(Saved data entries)
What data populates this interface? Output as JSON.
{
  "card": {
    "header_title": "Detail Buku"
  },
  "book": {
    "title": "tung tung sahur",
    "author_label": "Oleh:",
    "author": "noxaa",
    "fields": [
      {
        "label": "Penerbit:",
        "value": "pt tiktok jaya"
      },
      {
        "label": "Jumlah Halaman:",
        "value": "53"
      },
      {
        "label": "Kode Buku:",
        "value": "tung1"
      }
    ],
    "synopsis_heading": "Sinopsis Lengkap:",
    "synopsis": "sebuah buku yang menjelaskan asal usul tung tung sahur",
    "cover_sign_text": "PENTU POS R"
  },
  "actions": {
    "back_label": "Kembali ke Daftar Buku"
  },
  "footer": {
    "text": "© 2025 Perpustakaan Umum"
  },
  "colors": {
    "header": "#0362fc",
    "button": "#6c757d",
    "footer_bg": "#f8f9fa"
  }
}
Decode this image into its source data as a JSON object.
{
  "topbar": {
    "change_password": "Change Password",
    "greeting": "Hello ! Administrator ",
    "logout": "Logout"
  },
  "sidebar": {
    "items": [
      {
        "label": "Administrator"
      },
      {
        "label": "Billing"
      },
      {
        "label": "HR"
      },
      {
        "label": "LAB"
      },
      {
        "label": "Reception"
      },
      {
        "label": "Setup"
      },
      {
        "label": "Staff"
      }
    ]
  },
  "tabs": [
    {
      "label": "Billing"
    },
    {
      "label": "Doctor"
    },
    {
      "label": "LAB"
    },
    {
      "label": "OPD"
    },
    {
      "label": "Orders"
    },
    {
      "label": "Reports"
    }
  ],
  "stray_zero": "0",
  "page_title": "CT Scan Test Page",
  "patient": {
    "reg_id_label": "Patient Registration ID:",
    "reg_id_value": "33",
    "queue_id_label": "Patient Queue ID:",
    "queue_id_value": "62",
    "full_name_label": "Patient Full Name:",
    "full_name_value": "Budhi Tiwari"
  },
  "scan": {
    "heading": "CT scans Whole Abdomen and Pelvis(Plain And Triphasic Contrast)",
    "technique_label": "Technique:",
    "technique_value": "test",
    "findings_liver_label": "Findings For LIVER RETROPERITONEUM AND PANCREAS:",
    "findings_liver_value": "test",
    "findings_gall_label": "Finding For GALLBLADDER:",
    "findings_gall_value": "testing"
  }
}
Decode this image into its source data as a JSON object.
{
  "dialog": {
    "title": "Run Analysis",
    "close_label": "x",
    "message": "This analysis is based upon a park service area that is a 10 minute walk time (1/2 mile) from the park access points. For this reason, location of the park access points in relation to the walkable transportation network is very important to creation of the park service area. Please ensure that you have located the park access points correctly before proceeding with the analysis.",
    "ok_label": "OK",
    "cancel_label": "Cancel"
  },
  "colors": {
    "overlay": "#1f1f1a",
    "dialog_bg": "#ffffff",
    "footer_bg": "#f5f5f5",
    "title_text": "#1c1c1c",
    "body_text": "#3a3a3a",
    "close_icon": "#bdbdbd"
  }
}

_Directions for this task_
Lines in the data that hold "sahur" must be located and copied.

_Solved problem_
    "title": "tung tung sahur",
    "synopsis": "sebuah buku yang menjelaskan asal usul tung tung sahur",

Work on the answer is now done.